On being asked about why there is switch over from one to another political outfits; NCP to AJSU now. Vijeta Verma is of the view that, the ‘Will’ remain unchanged even after my switching to another. In politics survival is must to bring the change and the desire shall only met when you have alignment with the system which runs the state. My objective is to get the people onboard to make the differences.
For a state with a female population that is slightly lower than men in the state, and that of with the adjoining states like Odisha, Bihar, and West Bengal and a thriving democracy that prides itself on being robust and responsive, India has done rather poorly when it comes to female representation in national politics. The 16th Lok Sabha has only 64 women among its 542 members, a mere 11.8 per cent. While, the state has highly neglected to this as yet.
Quoting a proverb ‘One Swallow Doesn’t Make a Summer’, she says that the ‘Women’ are as ever underrepresented in the election fray and in party structures, but in many ways, most of them qualitative, they have never been as important as they are today.
Stressing the need of gender neutrality, she said that issue has come sharply into focus for some years now, partly because of the thwarted moves towards providing one-third reservation for women in legislative bodies including Parliament, along with the more successful moves to enforce such reservation in elections to rural panchayats. Of course, such an issue naturally becomes more apparent during a period of elections as well.
In the battleground of Indian politics, one demographic is ideally placed to change this disheartening statistic — working women. Having more professional women in office is a matter of both representation and capability. It is an opportunity to shape the future in a meaningful and impactful way.

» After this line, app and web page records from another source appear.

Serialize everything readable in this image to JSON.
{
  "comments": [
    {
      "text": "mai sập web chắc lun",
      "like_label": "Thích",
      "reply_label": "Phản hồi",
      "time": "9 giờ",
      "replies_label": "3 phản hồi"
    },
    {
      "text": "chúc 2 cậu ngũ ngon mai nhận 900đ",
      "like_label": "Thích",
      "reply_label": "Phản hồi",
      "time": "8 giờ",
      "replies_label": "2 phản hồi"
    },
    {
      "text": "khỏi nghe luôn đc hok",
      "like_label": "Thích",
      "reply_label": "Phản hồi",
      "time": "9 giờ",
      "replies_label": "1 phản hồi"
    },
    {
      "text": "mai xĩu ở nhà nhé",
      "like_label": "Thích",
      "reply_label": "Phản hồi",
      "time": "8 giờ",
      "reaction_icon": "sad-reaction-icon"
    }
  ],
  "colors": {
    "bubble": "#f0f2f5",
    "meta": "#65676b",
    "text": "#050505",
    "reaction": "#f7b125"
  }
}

Making the decision to run for office requires planning. It requires overcoming financial barriers, and it needs supportive partners and families. But think of the legacy that you would like to leave for your children. Your standing for an election could give your children the opportunity to grow up in a more inclusive society, and of that effect to make better decisions for all, she added.